Dataset rows describing interfaces:
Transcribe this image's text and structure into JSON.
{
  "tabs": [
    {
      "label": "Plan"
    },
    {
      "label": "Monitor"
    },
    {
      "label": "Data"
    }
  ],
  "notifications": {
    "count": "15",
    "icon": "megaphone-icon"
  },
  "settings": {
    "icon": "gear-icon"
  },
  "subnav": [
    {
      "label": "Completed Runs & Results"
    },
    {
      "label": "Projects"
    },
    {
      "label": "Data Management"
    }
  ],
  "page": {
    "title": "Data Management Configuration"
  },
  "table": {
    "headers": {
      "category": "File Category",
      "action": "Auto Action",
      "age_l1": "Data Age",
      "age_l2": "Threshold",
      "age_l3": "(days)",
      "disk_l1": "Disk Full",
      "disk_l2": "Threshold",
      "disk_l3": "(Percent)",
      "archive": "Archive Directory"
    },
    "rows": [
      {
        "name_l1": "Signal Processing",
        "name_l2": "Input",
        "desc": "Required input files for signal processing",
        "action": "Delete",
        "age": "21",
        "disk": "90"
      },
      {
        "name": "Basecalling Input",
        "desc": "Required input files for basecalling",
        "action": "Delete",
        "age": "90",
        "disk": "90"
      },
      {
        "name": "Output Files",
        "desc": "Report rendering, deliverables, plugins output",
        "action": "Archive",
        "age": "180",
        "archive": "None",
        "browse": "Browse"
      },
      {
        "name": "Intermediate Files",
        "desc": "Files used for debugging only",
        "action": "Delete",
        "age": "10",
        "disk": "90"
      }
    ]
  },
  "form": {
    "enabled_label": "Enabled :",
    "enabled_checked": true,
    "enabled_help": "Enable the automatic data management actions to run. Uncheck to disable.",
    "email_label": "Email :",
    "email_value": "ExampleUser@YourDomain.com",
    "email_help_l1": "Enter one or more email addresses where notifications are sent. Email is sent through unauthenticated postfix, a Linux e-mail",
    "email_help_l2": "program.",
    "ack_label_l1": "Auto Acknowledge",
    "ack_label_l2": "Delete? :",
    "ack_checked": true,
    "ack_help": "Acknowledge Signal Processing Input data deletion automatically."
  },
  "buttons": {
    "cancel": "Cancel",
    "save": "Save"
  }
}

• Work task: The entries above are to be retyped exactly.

• Solution to the exercise:
Transcribe this image's text and structure into JSON.
{
  "tabs": [
    {
      "label": "Plan"
    },
    {
      "label": "Monitor"
    },
    {
      "label": "Data"
    }
  ],
  "notifications": {
    "count": "15",
    "icon": "megaphone-icon"
  },
  "settings": {
    "icon": "gear-icon"
  },
  "subnav": [
    {
      "label": "Completed Runs & Results"
    },
    {
      "label": "Projects"
    },
    {
      "label": "Data Management"
    }
  ],
  "page": {
    "title": "Data Management Configuration"
  },
  "table": {
    "headers": {
      "category": "File Category",
      "action": "Auto Action",
      "age_l1": "Data Age",
      "age_l2": "Threshold",
      "age_l3": "(days)",
      "disk_l1": "Disk Full",
      "disk_l2": "Threshold",
      "disk_l3": "(Percent)",
      "archive": "Archive Directory"
    },
    "rows": [
      {
        "name_l1": "Signal Processing",
        "name_l2": "Input",
        "desc": "Required input files for signal processing",
        "action": "Delete",
        "age": "21",
        "disk": "90"
      },
      {
        "name": "Basecalling Input",
        "desc": "Required input files for basecalling",
        "action": "Delete",
        "age": "90",
        "disk": "90"
      },
      {
        "name": "Output Files",
        "desc": "Report rendering, deliverables, plugins output",
        "action": "Archive",
        "age": "180",
        "archive": "None",
        "browse": "Browse"
      },
      {
        "name": "Intermediate Files",
        "desc": "Files used for debugging only",
        "action": "Delete",
        "age": "10",
        "disk": "90"
      }
    ]
  },
  "form": {
    "enabled_label": "Enabled :",
    "enabled_checked": true,
    "enabled_help": "Enable the automatic data management actions to run. Uncheck to disable.",
    "email_label": "Email :",
    "email_value": "ExampleUser@YourDomain.com",
    "email_help_l1": "Enter one or more email addresses where notifications are sent. Email is sent through unauthenticated postfix, a Linux e-mail",
    "email_help_l2": "program.",
    "ack_label_l1": "Auto Acknowledge",
    "ack_label_l2": "Delete? :",
    "ack_checked": true,
    "ack_help": "Acknowledge Signal Processing Input data deletion automatically."
  },
  "buttons": {
    "cancel": "Cancel",
    "save": "Save"
  }
}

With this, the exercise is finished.